After 1982, however, the growth rate of automobiles and the more-regulated modes began to diverge. Automobile passenger-kilometrage continued to rise, reaching 216.4% of 1970 levels in 1995, while the passenger-kilometres traveled on the more-regulated modes stagnated, and was still only 143% of 1970 levels in 1995.
Among the more-regulated modes, there were considerable differences in how the passenger-kilometrage changed over the twenty-five year period. While the number of passenger-kilometres traveled by rail was halved as the result of two sudden, steep drops, the number of passenger-kilometres traveled by transit grew rapidly until the mid-1980s, and held steady, at about 200% of its 1970 levels, thereafter. Throughout the twenty-five year period, the number of passenger-kilometres traveled by intercity bus was relatively stable.
Automobiles and airplanes both experienced sharp increases in passenger-kilometres carried. Air travel experienced the most rapid growth, reaching 352.7% of 1970 levels by 1995. Growth in travel by automobile was the steadier of the two, with the total passenger-kilometres dropping just once — between 1980 and 1982. Growth in travel by airplane was less steady: while almost always robust, growth in air travel was astronomical during 1978-80 and 1988-90 — seemingly in response to efforts to deregulate the industry. On the other hand, the mode experienced reduced ridership during recessionary times.
Until 1982, growth in the passenger-kilometres traveled by less-regulated modes (automobile and airplane) and more-regulated modes (transit, train and intercity bus) occurred at similar rates. In 1982, the passenger-kilometres traveled by the former was 143.6% of 1970 values; the passenger-kilometres traveled by latter was 135.5% of 1970 values.
Between 1982 and 1995, however, growth in travel on the less-regulated modes far surpassed that of the more regulated modes. By 1995, travel by automobile and airplane was 232.7% of what it had been in 1970, whereas travel by the more-regulated modes, at 143% of 1970 values, had hardly grown since 1982.
Between 1970 and 1975 the market share of all motorized modes but airplanes went down. (See Table 2.) In the case of trains, the descent was uninterrupted, leaving this mode of transportation with a market share one-fifth the size it had been in 1970. The decline in the market share of intercity buses was almost as unrelenting. The industry experienced growth in its market share only twice amidst twenty-three years of losses. And while the market share of urban transit actually grew between 1970 and 1982, it has fallen every year but one since.

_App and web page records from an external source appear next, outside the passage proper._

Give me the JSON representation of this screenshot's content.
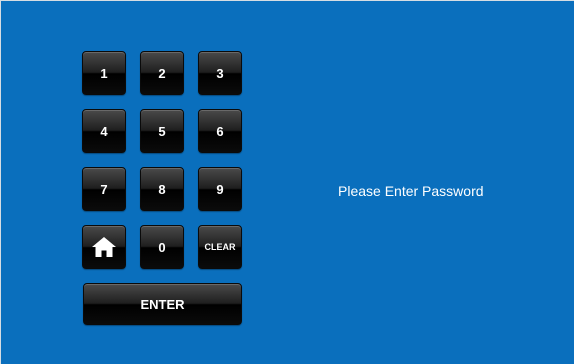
{
  "keypad": {
    "keys": {
      "k1": "1",
      "k2": "2",
      "k3": "3",
      "k4": "4",
      "k5": "5",
      "k6": "6",
      "k7": "7",
      "k8": "8",
      "k9": "9",
      "k0": "0",
      "clear": "CLEAR",
      "home_icon": "home-icon"
    },
    "enter_label": "ENTER"
  },
  "prompt_text": "Please Enter Password",
  "colors": {
    "background": "#0a6fbd",
    "key_face": "#111111",
    "key_text": "#ffffff"
  }
}
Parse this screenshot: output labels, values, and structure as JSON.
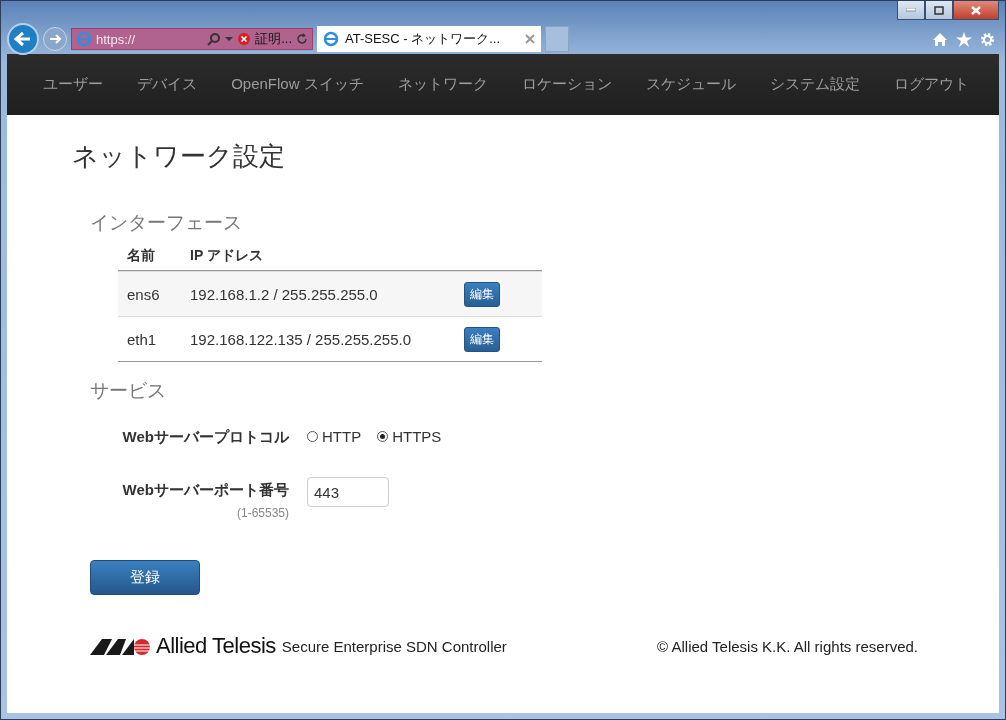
{
  "browser": {
    "address": "https://",
    "cert_warning": "証明...",
    "tab_title": "AT-SESC - ネットワーク...",
    "tab_selected": true
  },
  "nav": {
    "items": [
      {
        "label": "ユーザー",
        "selected": false
      },
      {
        "label": "デバイス",
        "selected": false
      },
      {
        "label": "OpenFlow スイッチ",
        "selected": false
      },
      {
        "label": "ネットワーク",
        "selected": false
      },
      {
        "label": "ロケーション",
        "selected": false
      },
      {
        "label": "スケジュール",
        "selected": false
      },
      {
        "label": "システム設定",
        "selected": false
      },
      {
        "label": "ログアウト",
        "selected": false
      }
    ]
  },
  "page_title": "ネットワーク設定",
  "interfaces": {
    "heading": "インターフェース",
    "columns": [
      "名前",
      "IP アドレス"
    ],
    "rows": [
      {
        "name": "ens6",
        "address": "192.168.1.2 / 255.255.255.0",
        "action": "編集"
      },
      {
        "name": "eth1",
        "address": "192.168.122.135 / 255.255.255.0",
        "action": "編集"
      }
    ]
  },
  "services": {
    "heading": "サービス",
    "protocol": {
      "label": "Webサーバープロトコル",
      "options": [
        {
          "label": "HTTP",
          "selected": false
        },
        {
          "label": "HTTPS",
          "selected": true
        }
      ]
    },
    "port": {
      "label": "Webサーバーポート番号",
      "hint": "(1-65535)",
      "value": "443"
    }
  },
  "submit": "登録",
  "footer": {
    "brand": "Allied Telesis",
    "product": "Secure Enterprise SDN Controller",
    "copyright": "© Allied Telesis K.K. All rights reserved."
  }
}
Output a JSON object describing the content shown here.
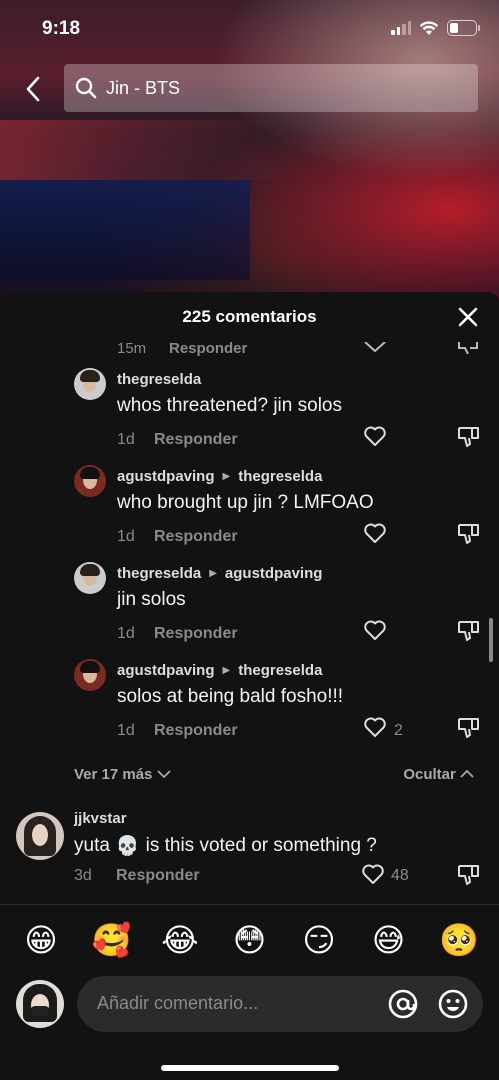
{
  "status_bar": {
    "time": "9:18"
  },
  "search": {
    "query": "Jin - BTS"
  },
  "comments_panel": {
    "title": "225 comentarios",
    "partial_row": {
      "time": "15m",
      "reply_label": "Responder"
    },
    "replies": [
      {
        "user": "thegreselda",
        "reply_to": "",
        "text": "whos threatened? jin solos",
        "time": "1d",
        "reply_label": "Responder",
        "likes": ""
      },
      {
        "user": "agustdpaving",
        "reply_to": "thegreselda",
        "text": "who brought up jin ? LMFOAO",
        "time": "1d",
        "reply_label": "Responder",
        "likes": ""
      },
      {
        "user": "thegreselda",
        "reply_to": "agustdpaving",
        "text": "jin solos",
        "time": "1d",
        "reply_label": "Responder",
        "likes": ""
      },
      {
        "user": "agustdpaving",
        "reply_to": "thegreselda",
        "text": "solos at being bald fosho!!!",
        "time": "1d",
        "reply_label": "Responder",
        "likes": "2"
      }
    ],
    "view_more": "Ver 17 más",
    "hide": "Ocultar",
    "top_comment": {
      "user": "jjkvstar",
      "text_before": "yuta",
      "emoji": "💀",
      "text_after": "is this voted or something ?",
      "time": "3d",
      "reply_label": "Responder",
      "likes": "48"
    }
  },
  "emoji_bar": [
    "😁",
    "🥰",
    "😂",
    "😳",
    "😏",
    "😅",
    "🥺"
  ],
  "input": {
    "placeholder": "Añadir comentario..."
  }
}
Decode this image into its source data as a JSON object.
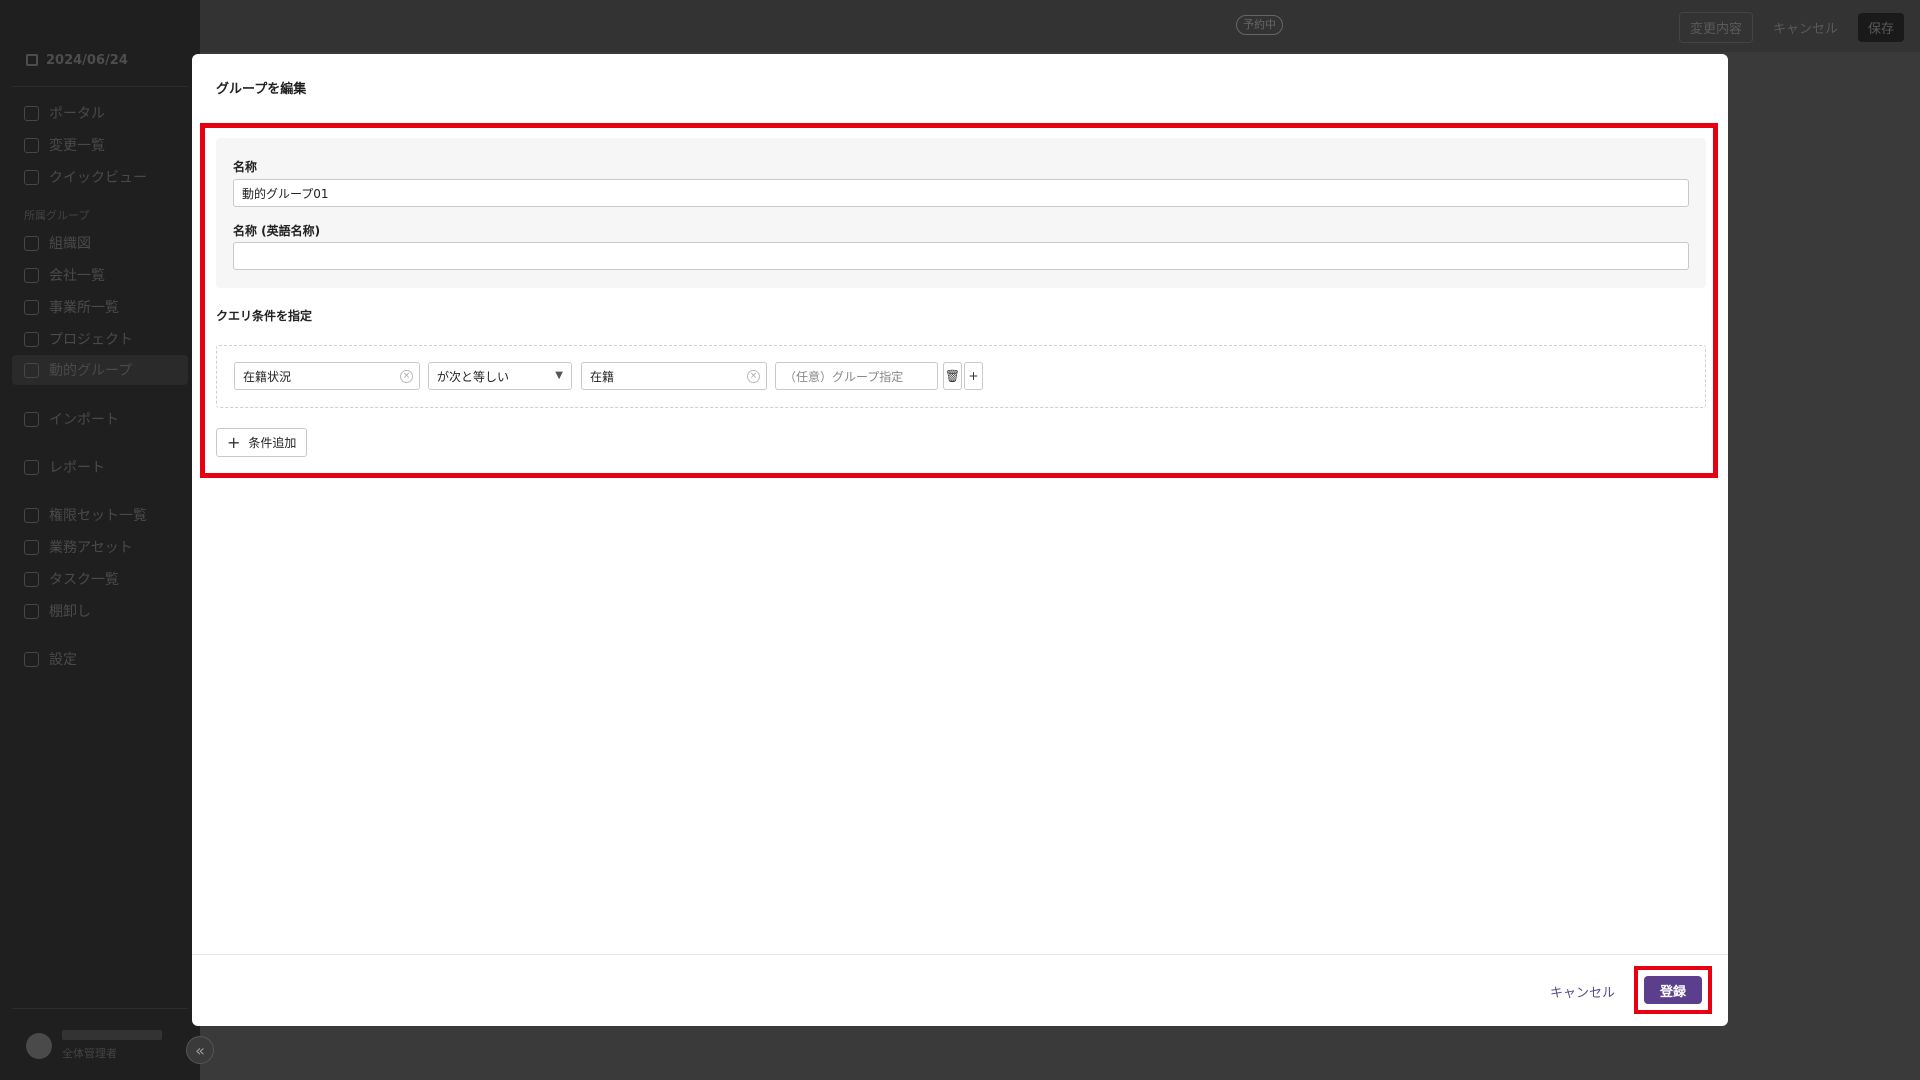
{
  "app": {
    "sidebar": {
      "date": "2024/06/24",
      "items_top": [
        "ポータル",
        "変更一覧",
        "クイックビュー"
      ],
      "section_label": "所属グループ",
      "items_group": [
        "組織図",
        "会社一覧",
        "事業所一覧",
        "プロジェクト",
        "動的グループ"
      ],
      "items_bottom": [
        "インポート",
        "レポート",
        "権限セット一覧",
        "業務アセット",
        "タスク一覧",
        "棚卸し",
        "設定"
      ],
      "user_role": "全体管理者"
    },
    "topbar": {
      "status": "予約中",
      "changes": "変更内容",
      "cancel": "キャンセル",
      "save": "保存"
    }
  },
  "modal": {
    "title": "グループを編集",
    "name_label": "名称",
    "name_value": "動的グループ01",
    "name_en_label": "名称 (英語名称)",
    "name_en_value": "",
    "query_title": "クエリ条件を指定",
    "condition": {
      "field": "在籍状況",
      "operator": "が次と等しい",
      "value": "在籍",
      "group_placeholder": "（任意）グループ指定"
    },
    "add_condition": "条件追加",
    "cancel": "キャンセル",
    "submit": "登録"
  },
  "colors": {
    "highlight": "#e60012",
    "primary": "#5b3f8c"
  }
}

Automobiles exhibited the opposite pattern: decreasing steadily throughout the 1970s, bottoming-out in 1982, but rebounding somewhat since. (4)
|Automobile||Airplane||Train||Intercity Bus||Urban Transit|
1. Includes automobiles, airplanes, trains, urban transit, and intercity buses, but neither walking nor bicycle-riding.
2. Includes cars, light trucks and vans.
3. Includes commuter rail.
4. When airplanes are factored-out of the calculations, and only surface modes are examined, the trend regarding the market share of automobiles is quite different. In this scenario, the market share of the automobile not only rebounded to 1970-levels after bottoming out in 1982, it surpassed them.